Charli XCX, arguably the ring leader of this new generation, seems to write eight songs before breakfast and hasn’t released a full studio album since 2014’s Sucker. Instead, she spent 2018 firing off singles as soon as they were ready; the year before, she also released two critically acclaimed mixtapes, Number 1 Angel and Pop 2, which mixed Top 40 hooks with edgy, futuristic beats from the likes of A.G. Cook and SOPHIE. The mixtapes didn’t just come together on the fly in a matter of weeks, they also were also chock full of collaborations with artists from across the pop spectrum, including several of the women from the Live Lounge session.

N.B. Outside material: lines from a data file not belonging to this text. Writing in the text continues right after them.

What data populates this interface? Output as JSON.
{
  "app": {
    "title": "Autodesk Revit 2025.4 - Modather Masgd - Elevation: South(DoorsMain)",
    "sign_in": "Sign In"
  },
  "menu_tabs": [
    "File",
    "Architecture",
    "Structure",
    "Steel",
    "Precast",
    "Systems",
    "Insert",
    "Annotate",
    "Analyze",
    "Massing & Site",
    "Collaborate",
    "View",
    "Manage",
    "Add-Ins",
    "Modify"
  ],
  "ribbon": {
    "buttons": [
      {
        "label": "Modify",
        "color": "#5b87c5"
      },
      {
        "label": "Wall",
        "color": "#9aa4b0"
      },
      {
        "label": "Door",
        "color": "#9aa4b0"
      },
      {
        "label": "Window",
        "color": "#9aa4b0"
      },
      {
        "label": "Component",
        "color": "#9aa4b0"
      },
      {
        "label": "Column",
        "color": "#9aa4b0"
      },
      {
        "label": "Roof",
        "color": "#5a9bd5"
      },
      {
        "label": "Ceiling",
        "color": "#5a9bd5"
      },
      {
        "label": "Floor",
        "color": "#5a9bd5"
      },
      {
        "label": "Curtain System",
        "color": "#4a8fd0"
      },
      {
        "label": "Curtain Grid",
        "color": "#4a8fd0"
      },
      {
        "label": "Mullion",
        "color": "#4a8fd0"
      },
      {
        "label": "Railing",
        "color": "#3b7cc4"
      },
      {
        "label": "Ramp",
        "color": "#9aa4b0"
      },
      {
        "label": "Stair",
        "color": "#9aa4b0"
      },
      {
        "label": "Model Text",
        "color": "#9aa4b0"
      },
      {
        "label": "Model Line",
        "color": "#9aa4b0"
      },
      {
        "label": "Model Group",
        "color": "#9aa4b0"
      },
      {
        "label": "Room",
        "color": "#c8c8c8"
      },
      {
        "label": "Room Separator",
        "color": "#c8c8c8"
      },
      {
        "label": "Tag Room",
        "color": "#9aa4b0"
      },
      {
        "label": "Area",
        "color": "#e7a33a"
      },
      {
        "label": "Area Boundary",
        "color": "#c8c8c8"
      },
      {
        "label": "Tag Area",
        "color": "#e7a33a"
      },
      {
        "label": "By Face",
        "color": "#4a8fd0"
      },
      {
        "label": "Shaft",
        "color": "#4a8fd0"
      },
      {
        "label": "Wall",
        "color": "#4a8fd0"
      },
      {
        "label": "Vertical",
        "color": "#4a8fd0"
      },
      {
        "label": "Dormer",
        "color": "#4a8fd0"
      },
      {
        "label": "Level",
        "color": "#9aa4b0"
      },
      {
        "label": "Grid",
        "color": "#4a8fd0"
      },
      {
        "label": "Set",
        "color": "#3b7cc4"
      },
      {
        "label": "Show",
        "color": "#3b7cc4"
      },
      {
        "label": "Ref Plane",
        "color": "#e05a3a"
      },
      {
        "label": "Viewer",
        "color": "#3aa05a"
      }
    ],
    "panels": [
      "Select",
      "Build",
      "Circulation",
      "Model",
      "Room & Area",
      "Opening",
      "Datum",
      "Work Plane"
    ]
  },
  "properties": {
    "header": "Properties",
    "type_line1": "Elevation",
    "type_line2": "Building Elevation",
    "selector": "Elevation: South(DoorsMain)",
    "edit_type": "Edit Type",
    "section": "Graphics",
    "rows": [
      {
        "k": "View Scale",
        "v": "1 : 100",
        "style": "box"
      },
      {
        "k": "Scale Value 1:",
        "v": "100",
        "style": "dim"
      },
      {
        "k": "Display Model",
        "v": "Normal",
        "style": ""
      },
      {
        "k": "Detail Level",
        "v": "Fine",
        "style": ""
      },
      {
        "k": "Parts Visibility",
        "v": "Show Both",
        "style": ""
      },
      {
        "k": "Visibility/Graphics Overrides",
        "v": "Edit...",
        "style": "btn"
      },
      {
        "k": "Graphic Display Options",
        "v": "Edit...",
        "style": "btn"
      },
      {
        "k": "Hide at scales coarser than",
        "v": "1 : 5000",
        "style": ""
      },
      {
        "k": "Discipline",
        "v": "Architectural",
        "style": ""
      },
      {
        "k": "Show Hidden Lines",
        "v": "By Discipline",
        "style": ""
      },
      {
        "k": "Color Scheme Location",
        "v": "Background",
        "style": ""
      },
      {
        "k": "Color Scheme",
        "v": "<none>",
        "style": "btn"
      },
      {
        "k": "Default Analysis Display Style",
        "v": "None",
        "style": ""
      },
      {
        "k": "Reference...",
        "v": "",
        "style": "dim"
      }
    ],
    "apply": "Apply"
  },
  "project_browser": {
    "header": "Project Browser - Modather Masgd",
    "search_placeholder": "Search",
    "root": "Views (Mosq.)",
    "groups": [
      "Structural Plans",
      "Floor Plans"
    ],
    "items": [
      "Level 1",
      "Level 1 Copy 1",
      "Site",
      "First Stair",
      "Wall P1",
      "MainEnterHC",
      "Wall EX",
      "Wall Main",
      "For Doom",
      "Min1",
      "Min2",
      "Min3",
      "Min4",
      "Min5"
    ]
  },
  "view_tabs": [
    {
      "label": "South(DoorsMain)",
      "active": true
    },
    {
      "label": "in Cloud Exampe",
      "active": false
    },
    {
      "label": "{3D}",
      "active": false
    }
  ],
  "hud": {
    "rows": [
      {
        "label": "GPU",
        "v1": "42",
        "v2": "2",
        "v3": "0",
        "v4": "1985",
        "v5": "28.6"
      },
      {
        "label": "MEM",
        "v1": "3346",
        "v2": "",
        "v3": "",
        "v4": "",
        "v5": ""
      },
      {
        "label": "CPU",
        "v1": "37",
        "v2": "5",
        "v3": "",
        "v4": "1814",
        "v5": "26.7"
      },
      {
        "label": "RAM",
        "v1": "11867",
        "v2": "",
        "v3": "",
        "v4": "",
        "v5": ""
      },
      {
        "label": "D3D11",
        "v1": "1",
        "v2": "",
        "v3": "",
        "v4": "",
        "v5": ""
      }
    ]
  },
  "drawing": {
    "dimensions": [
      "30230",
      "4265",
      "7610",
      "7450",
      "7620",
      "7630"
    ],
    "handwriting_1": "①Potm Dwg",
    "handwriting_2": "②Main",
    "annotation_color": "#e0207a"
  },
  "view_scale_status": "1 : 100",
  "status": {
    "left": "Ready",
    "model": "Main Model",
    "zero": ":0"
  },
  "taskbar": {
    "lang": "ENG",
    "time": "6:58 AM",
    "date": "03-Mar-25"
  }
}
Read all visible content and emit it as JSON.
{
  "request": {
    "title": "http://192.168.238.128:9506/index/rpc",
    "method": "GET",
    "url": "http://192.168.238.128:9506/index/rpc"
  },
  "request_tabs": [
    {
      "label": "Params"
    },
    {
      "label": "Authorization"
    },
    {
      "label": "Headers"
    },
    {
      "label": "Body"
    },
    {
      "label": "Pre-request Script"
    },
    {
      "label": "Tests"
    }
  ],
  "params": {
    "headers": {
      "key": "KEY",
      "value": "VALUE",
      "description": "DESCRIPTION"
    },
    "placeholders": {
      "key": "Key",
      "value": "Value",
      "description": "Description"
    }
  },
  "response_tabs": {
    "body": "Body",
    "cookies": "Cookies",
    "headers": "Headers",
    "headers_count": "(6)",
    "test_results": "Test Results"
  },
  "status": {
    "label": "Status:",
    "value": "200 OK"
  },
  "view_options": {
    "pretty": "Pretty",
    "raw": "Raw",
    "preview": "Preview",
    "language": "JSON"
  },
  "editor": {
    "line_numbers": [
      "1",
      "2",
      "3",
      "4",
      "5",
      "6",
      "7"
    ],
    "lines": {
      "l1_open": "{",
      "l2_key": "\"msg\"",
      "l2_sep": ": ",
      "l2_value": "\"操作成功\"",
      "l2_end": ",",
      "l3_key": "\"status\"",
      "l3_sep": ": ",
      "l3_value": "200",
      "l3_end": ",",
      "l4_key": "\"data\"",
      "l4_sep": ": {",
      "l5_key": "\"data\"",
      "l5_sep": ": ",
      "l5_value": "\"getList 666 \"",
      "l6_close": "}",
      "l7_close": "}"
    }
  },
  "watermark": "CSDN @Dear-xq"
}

Industry titans are catching on, too. This year, Ariana Grande, one of the biggest solo stars in the world right now, released Sweetener, an album that was a few years in the making, then immediately usurped it with “thank u, next,” a track written and recorded in a creative post-breakup flurry. “My dream has always been to be -- obviously not a rapper, but, like, to put out music in the way that a rapper does,” she said in her Billboard Woman of the Year interview. “I feel like there are certain standards that pop women are held to that men aren't. We have to do the teaser before the single, then do the single, and wait to do the preorder, and radio has to impact before the video, and we have to do the discount on this day, and all this shit. It’s just like, ‘Bruh, I just want to fucking talk to my fans and sing and write music and drop it the way these boys do. Why do they get to make records like that and I don’t?’ So I do and I did and I am, and I will continue to.” (A full album, also titled Thank U, Next and mostly written in the span of a week, is expected in early 2019.)

As those singers rewrite the rules of releasing music, other artists are rewriting the rules of group membership. Brockhampton officially boasts 14 members, who all take on various creative roles in the group, but only about half perform live, and not every member who contributes vocals appears on each song. The phenomenal success of AKB48, the 130-plus-member J-pop “idol band” made up of rotating teams of girls who perform out of a theatre in Tokyo’s area Akihabara any given day, also shows that you don’t need a fixed lineup to become a successful girl group.

The pop girl collective is a natural extension of all these developments. Instead of waiting to go solo, everyone starts out solo and teams up only when they can or are inspired to do so -- at the pace they’re creating, there’ll likely always be an opportunity to jump in. At the same time, there’s an element of quality control: Although Dua Lipa’s ability to assemble ALMA, Charli, MØ and Larsson via text is deeply impressive, the logistics of various’ stars schedules means making an entire album-length project together is unlikely. Instead, every collaboration or live performance becomes a Big Moment -- the kind that only come a few times in any given record cycle for a traditional girl group, who are rarely known for being album artists anyway. There are so many exciting women rethinking pop right now -- why not reshape the girl group in their image?

When a photo emerged of Carly Rae Jepsen, Lorde and Charli XCX together at The Ally Coalition's third annual Talent Show in January of 2017, Twitter erupted in an frenzy of longing for a collaboration. Charli XCX tweeted at the other two: “WE ARE A HOT GIRL BAND!!! promise me no ones gonna go solo????” The beauty of the pop girl collective is that they won’t need to: They already are.